▶ [Aim of the exercise] Where the word "JSON" occurs in a line of the data, return the whole line.

▶ [Web page and app entries]

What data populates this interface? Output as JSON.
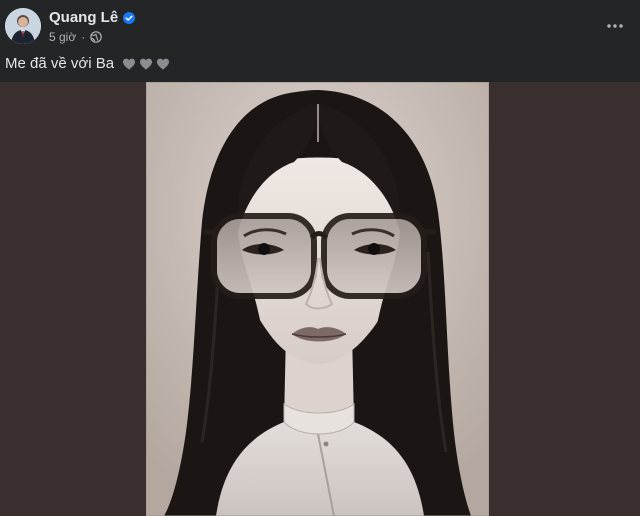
{
  "post": {
    "author": {
      "name": "Quang Lê",
      "verified": true,
      "avatar_icon": "profile-photo"
    },
    "meta": {
      "time": "5 giờ",
      "audience_icon": "globe-icon"
    },
    "menu_icon": "more-options-icon",
    "caption": {
      "text": "Me đã về với Ba",
      "emoji": [
        "grey-heart",
        "grey-heart",
        "grey-heart"
      ]
    },
    "media": {
      "type": "photo",
      "subject": "black-and-white portrait"
    }
  },
  "colors": {
    "background": "#242526",
    "media_backdrop": "#3a2f2f",
    "text_primary": "#e4e6eb",
    "text_secondary": "#b0b3b8",
    "verified_badge": "#1877f2"
  }
}
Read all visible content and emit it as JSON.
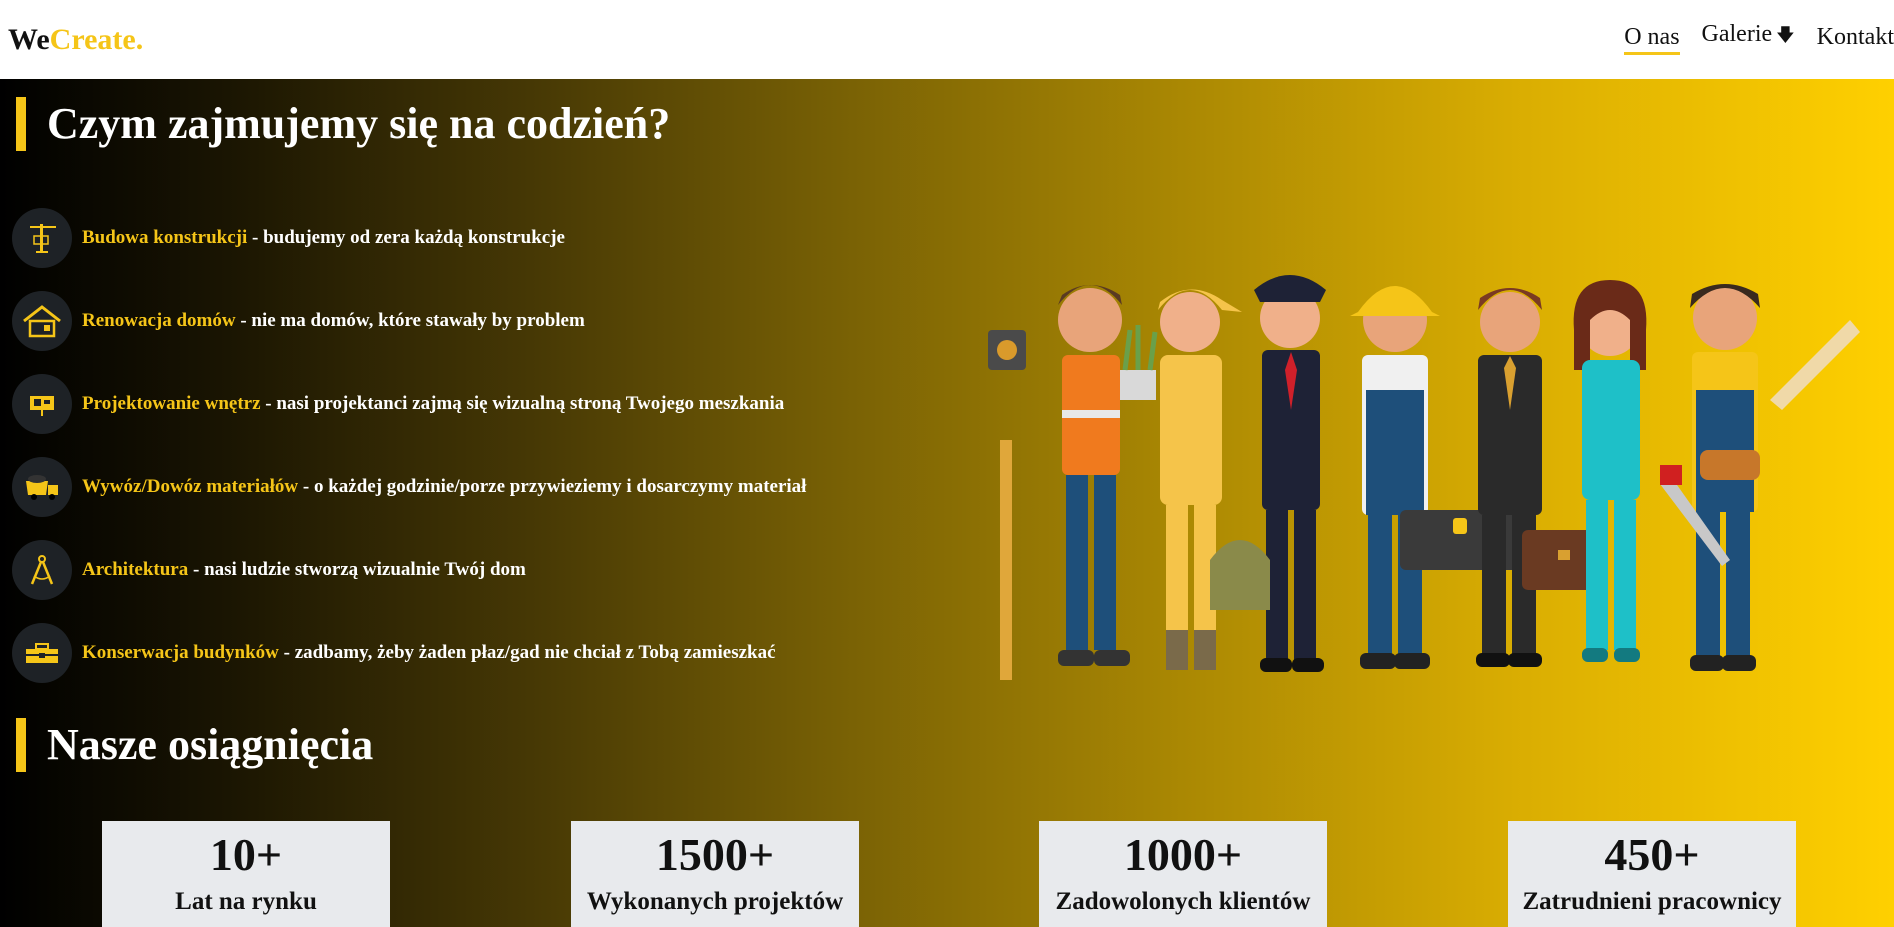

▶ [Answer space]
What data populates this interface? Output as JSON.
Read all visible content and emit it as JSON.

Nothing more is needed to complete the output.